However, urban design alone is not enough, said series co-author and Prevention Centre chief investigator, Professor Billie Giles-Corti. To encourage more active transport and reduce driving, more needs to be done at a regional planning level to increase employment accessibility and reduce the amount of parking, she said.
“I have realised over many years of research that you might have a walkable neighbourhood that encourages people to walk more locally, but if people are living on the urban fringe and are spending two hours driving to and from work, they naturally will have less time to walk,” Professor Giles-Corti said.
“Regional planning need to be aligned to achieve active transport outcomes. And we need to benchmark and monitor cities over time, so the national liveability indicators we are developing through the Prevention Centre are very relevant.”
The series called for the health sector, including health ministers, to take the lead in advocating for more liveable and sustainable cities to reduce the burden of chronic diseases.
It also recommended better integration of urban planning, urban design and transport policies and practices at both local and regional levels, and the establishment of a set of indicators to benchmark and monitor progress towards creating more compact cities that promote health and reduce health inequities.
The first paper, written by Professor Giles-Corti of the University of Melbourne, showed that it was necessary to integrate eight urban policies – transport, social and health services, education, employment and economic development, land use and urban design, housing, public open space and recreation, and public safety – to achieve better wellbeing and health.
The second paper, by Professor Mark Stevenson from the University of Melbourne, used modelling to show that creating ‘compact cities’ in different continents could significantly reduce chronic disease and improve air quality. However, compact cities would also result in a small increase in road trauma, so it was essential to build infrastructure that made it safe to walk and cycle.
The paper showed how young, low-density, and highly motorised cities, such as those in North America, Australia and New Zealand, had unhealthy patterns of land use and needed new density and zoning policies to create more liveable cities.
The final paper in the series, by Professor James Sallis from the University of California San Diego, drew on examples in the United States, Europe and Australia where progress was being made to translate evidence into policy and practice.

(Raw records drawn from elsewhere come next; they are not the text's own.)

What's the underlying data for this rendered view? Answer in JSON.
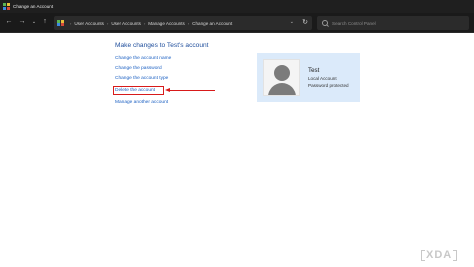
{
  "window": {
    "title": "Change an Account"
  },
  "navigation": {
    "back_icon": "arrow-left-icon",
    "forward_icon": "arrow-right-icon",
    "recent_icon": "chevron-down-icon",
    "up_icon": "arrow-up-icon",
    "breadcrumb": [
      "User Accounts",
      "User Accounts",
      "Manage Accounts",
      "Change an Account"
    ],
    "search_placeholder": "Search Control Panel"
  },
  "main": {
    "heading": "Make changes to Test's account",
    "links": [
      "Change the account name",
      "Change the password",
      "Change the account type",
      "Delete the account",
      "Manage another account"
    ],
    "highlighted_link": "Delete the account",
    "highlight_color": "#d81a1a"
  },
  "account": {
    "name": "Test",
    "type": "Local Account",
    "status": "Password protected",
    "avatar_icon": "user-icon"
  },
  "watermark": {
    "text": "XDA"
  },
  "colors": {
    "link": "#1a5fc2",
    "heading": "#1f4e9c",
    "card": "#dbeafa"
  }
}
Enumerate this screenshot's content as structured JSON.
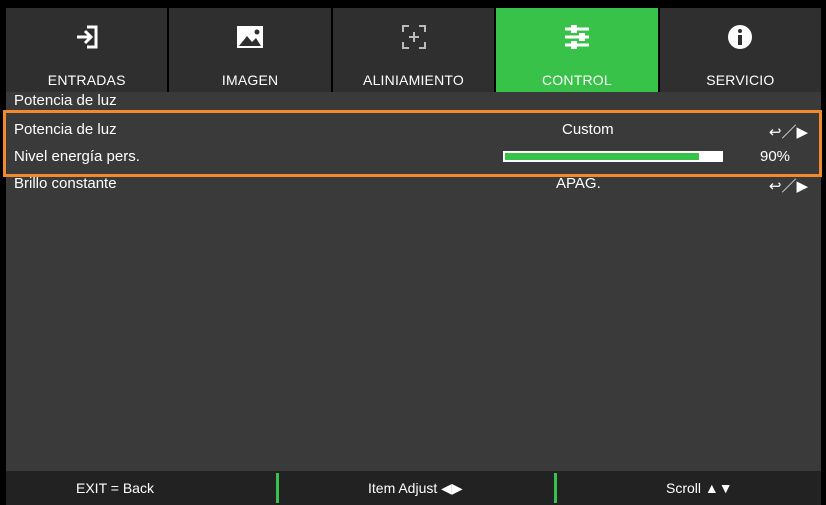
{
  "tabs": [
    {
      "label": "ENTRADAS",
      "icon": "input-icon"
    },
    {
      "label": "IMAGEN",
      "icon": "image-icon"
    },
    {
      "label": "ALINIAMIENTO",
      "icon": "alignment-icon"
    },
    {
      "label": "CONTROL",
      "icon": "sliders-icon",
      "active": true
    },
    {
      "label": "SERVICIO",
      "icon": "info-icon"
    }
  ],
  "section_title": "Potencia de luz",
  "rows": [
    {
      "label": "Potencia de luz",
      "value": "Custom",
      "action": "↩／▶"
    },
    {
      "label": "Nivel energía pers.",
      "value": "",
      "progress": 0.9,
      "percent": "90%"
    },
    {
      "label": "Brillo constante",
      "value": "APAG.",
      "action": "↩／▶"
    }
  ],
  "footer": {
    "exit": "EXIT = Back",
    "adjust": "Item Adjust ◀▶",
    "scroll": "Scroll ▲▼"
  },
  "colors": {
    "accent": "#39c24a",
    "highlight": "#f08a2c",
    "panel": "#3a3a3a"
  }
}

“There are some things researchers can do, but there also needs to be a commitment from policy makers to use the evidence to make better policy,” Professor Giles-Corti said.